Retype all of the entries exactly as they appear.

** Opening ENTRIES SUPPLIED block **

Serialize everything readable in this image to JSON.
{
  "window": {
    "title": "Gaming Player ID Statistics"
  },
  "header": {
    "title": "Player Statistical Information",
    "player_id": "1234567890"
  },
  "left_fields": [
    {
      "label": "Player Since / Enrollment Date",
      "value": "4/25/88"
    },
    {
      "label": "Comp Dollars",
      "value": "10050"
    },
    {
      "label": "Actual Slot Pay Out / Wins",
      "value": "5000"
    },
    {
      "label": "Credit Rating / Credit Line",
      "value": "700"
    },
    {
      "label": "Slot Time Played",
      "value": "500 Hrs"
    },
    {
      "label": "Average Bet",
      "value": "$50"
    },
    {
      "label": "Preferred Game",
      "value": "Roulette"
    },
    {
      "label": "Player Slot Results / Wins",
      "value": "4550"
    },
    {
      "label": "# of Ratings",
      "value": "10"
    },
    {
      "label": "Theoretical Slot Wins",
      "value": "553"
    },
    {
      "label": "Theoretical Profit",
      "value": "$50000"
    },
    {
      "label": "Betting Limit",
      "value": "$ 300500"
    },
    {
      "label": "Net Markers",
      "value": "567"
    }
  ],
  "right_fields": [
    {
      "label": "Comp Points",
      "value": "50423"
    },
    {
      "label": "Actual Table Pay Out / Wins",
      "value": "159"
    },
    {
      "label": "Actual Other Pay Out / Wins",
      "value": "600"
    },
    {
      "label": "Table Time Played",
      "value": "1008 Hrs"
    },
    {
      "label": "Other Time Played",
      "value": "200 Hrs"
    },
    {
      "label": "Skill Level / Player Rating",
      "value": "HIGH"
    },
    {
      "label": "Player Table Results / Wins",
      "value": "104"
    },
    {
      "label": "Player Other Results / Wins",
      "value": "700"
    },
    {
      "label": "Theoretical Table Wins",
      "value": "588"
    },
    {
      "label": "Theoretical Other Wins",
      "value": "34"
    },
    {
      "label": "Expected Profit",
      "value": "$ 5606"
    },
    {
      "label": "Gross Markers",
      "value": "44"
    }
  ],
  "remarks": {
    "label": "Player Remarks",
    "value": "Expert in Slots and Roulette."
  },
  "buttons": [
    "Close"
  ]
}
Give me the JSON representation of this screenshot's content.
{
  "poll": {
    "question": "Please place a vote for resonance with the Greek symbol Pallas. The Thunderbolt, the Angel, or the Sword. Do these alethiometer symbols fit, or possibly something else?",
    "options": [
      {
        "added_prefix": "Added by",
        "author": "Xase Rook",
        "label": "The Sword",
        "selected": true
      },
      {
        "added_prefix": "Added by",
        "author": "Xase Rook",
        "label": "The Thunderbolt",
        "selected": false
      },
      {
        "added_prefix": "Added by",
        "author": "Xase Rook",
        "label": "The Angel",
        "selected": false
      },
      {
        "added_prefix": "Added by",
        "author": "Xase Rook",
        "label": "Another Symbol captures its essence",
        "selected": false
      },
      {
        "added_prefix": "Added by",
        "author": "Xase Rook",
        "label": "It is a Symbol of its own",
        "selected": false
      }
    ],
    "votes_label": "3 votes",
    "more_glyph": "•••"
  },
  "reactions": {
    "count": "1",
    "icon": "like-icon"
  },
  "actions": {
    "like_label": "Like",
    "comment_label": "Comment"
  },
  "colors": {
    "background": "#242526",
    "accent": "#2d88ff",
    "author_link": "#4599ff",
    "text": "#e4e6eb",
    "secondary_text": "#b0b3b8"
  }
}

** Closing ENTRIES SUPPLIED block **

-- RESPONSE TO THE TASK --
Serialize everything readable in this image to JSON.
{
  "window": {
    "title": "Gaming Player ID Statistics"
  },
  "header": {
    "title": "Player Statistical Information",
    "player_id": "1234567890"
  },
  "left_fields": [
    {
      "label": "Player Since / Enrollment Date",
      "value": "4/25/88"
    },
    {
      "label": "Comp Dollars",
      "value": "10050"
    },
    {
      "label": "Actual Slot Pay Out / Wins",
      "value": "5000"
    },
    {
      "label": "Credit Rating / Credit Line",
      "value": "700"
    },
    {
      "label": "Slot Time Played",
      "value": "500 Hrs"
    },
    {
      "label": "Average Bet",
      "value": "$50"
    },
    {
      "label": "Preferred Game",
      "value": "Roulette"
    },
    {
      "label": "Player Slot Results / Wins",
      "value": "4550"
    },
    {
      "label": "# of Ratings",
      "value": "10"
    },
    {
      "label": "Theoretical Slot Wins",
      "value": "553"
    },
    {
      "label": "Theoretical Profit",
      "value": "$50000"
    },
    {
      "label": "Betting Limit",
      "value": "$ 300500"
    },
    {
      "label": "Net Markers",
      "value": "567"
    }
  ],
  "right_fields": [
    {
      "label": "Comp Points",
      "value": "50423"
    },
    {
      "label": "Actual Table Pay Out / Wins",
      "value": "159"
    },
    {
      "label": "Actual Other Pay Out / Wins",
      "value": "600"
    },
    {
      "label": "Table Time Played",
      "value": "1008 Hrs"
    },
    {
      "label": "Other Time Played",
      "value": "200 Hrs"
    },
    {
      "label": "Skill Level / Player Rating",
      "value": "HIGH"
    },
    {
      "label": "Player Table Results / Wins",
      "value": "104"
    },
    {
      "label": "Player Other Results / Wins",
      "value": "700"
    },
    {
      "label": "Theoretical Table Wins",
      "value": "588"
    },
    {
      "label": "Theoretical Other Wins",
      "value": "34"
    },
    {
      "label": "Expected Profit",
      "value": "$ 5606"
    },
    {
      "label": "Gross Markers",
      "value": "44"
    }
  ],
  "remarks": {
    "label": "Player Remarks",
    "value": "Expert in Slots and Roulette."
  },
  "buttons": [
    "Close"
  ]
}
Give me the JSON representation of this screenshot's content.
{
  "poll": {
    "question": "Please place a vote for resonance with the Greek symbol Pallas. The Thunderbolt, the Angel, or the Sword. Do these alethiometer symbols fit, or possibly something else?",
    "options": [
      {
        "added_prefix": "Added by",
        "author": "Xase Rook",
        "label": "The Sword",
        "selected": true
      },
      {
        "added_prefix": "Added by",
        "author": "Xase Rook",
        "label": "The Thunderbolt",
        "selected": false
      },
      {
        "added_prefix": "Added by",
        "author": "Xase Rook",
        "label": "The Angel",
        "selected": false
      },
      {
        "added_prefix": "Added by",
        "author": "Xase Rook",
        "label": "Another Symbol captures its essence",
        "selected": false
      },
      {
        "added_prefix": "Added by",
        "author": "Xase Rook",
        "label": "It is a Symbol of its own",
        "selected": false
      }
    ],
    "votes_label": "3 votes",
    "more_glyph": "•••"
  },
  "reactions": {
    "count": "1",
    "icon": "like-icon"
  },
  "actions": {
    "like_label": "Like",
    "comment_label": "Comment"
  },
  "colors": {
    "background": "#242526",
    "accent": "#2d88ff",
    "author_link": "#4599ff",
    "text": "#e4e6eb",
    "secondary_text": "#b0b3b8"
  }
}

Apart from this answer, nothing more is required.